Top Las Vegas Smash 4 player JK banned from competition after writing threatening messages


Top Las Vegas Super Smash Bros. for Wii U player Jacob “JK” Johnson has been banned from his local scene after threatening to harm other members of the Smash community.

In November 2017, JK was the center of controversy when a group of Smash 4 players, including top Southern California players Charlie “Charliedaking” Antoun and Scott “S2H” Castro, claimed that he had tried to run them over with his car in the parking lot of a tournament venue. This event allegedly occurred after these players had turned down JK’s invitation to join them for dinner.

In a tweeted apology, JK claimed that the attack was a “bad publicity stunt” and wrote that he was seeking professional help for his mental health problems; however, local tournament organizers deemed this response insufficient, and the Bayonetta main was issued with a temporary ban from his local scene.

On his now-deleted Twitter, JK stated that he was leaving the Smash scene indefinitely in order to seek “rehabilitation.” On June 9, 2018, he met with a group of Las Vegas tournament organizers and provided evidence that he had pursued treatment for his mental health issues. As a result, the Las Vegas “Backroom” of tournament organizers and community leaders lifted his ban.


But that wasn’t the end of it. In September 2018, Las Vegas community leaders reissued JK’s ban from competitive play after meeting with him privately.

“This second ban was not publicly announced...given the current state of his mental health, we agreed that another public announcement would garner much negative attention and would further harm his mental well-being,” wrote tournament organizer Ivan “Navi” Castillo.

After this semi-secret second ban, JK attempted to enter Gamenest, a Vegas local, breaking the terms of his ban. When he was forced to leave, he sent threatening messages to Las Vegas community members, such as longtime player Jordan “Lycan” Aguda.

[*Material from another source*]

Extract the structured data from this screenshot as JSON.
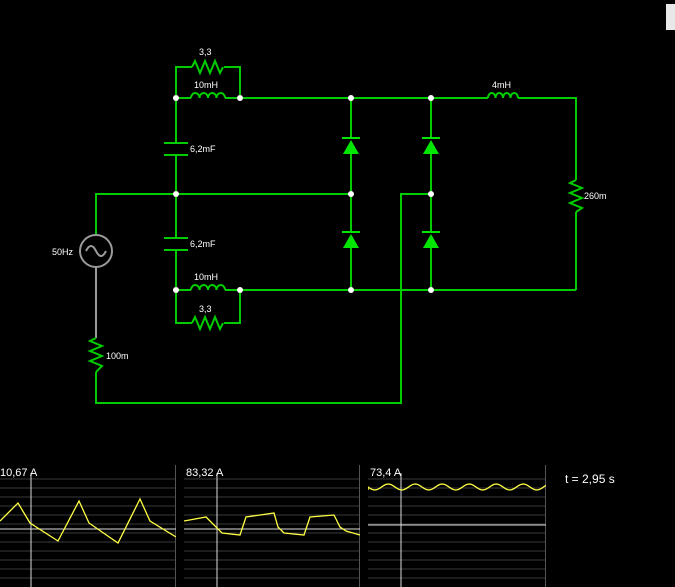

“next time i see you im going to shoot you in the fucking god damn mouthg [sic]” wrote the 21-year-old player, whose career highlights include a spot on the SoCal Smash 4 Power Rankings and a sponsorship from Yatta Gaming.

Following the revelation of these and other violent threats, national tournament organizer and Vegas resident Bassem “Bear” Dahdouh spoke publicly about his dealings with JK.

“ September 2018 we had an intervention with him to get him help after learning he attempted to take his life multiple times,” tweeted Bear. “We helped him locate his health insurance & referred him to help in network. We convinced him to leave the scene for his own good and kept it privately for privacy.”

However, said the tournament organizer, as a result of his latest threats, “JK is in custody with authorities.” Many of those who received threatening messages from JK had contacted the police, who acted swiftly in order to minimize any threat posed by the player.

At the time of this article’s publication, JK has been issued a lifetime ban from his local competitive scene and remains in custody.

When faced with violent threats from a disgruntled player, Las Vegas tournament organizers may have seen similarities to the events that occurred in August at a Madden NFL 19 tournament in Jacksonville, Florida, where high-level competitor David “Bread” Katz returned to the venue with a gun after losing a match and killed two of his fellow competitors. In meeting with JK privately and helping him secure mental health treatment, the Las Vegas tournament organizers did the right thing—but their situation was not and has still not been resolved, even with the help of law enforcement.

With the release of Smash Ultimate growing close, tournament organizers are gearing up for a significant influx of new players from all walks of life. As the Smash scene continues to grow, it’s imperative—and almost certain—that tournament organizers in Las Vegas and beyond will continue to make the safety and mental health of their attendees a priority.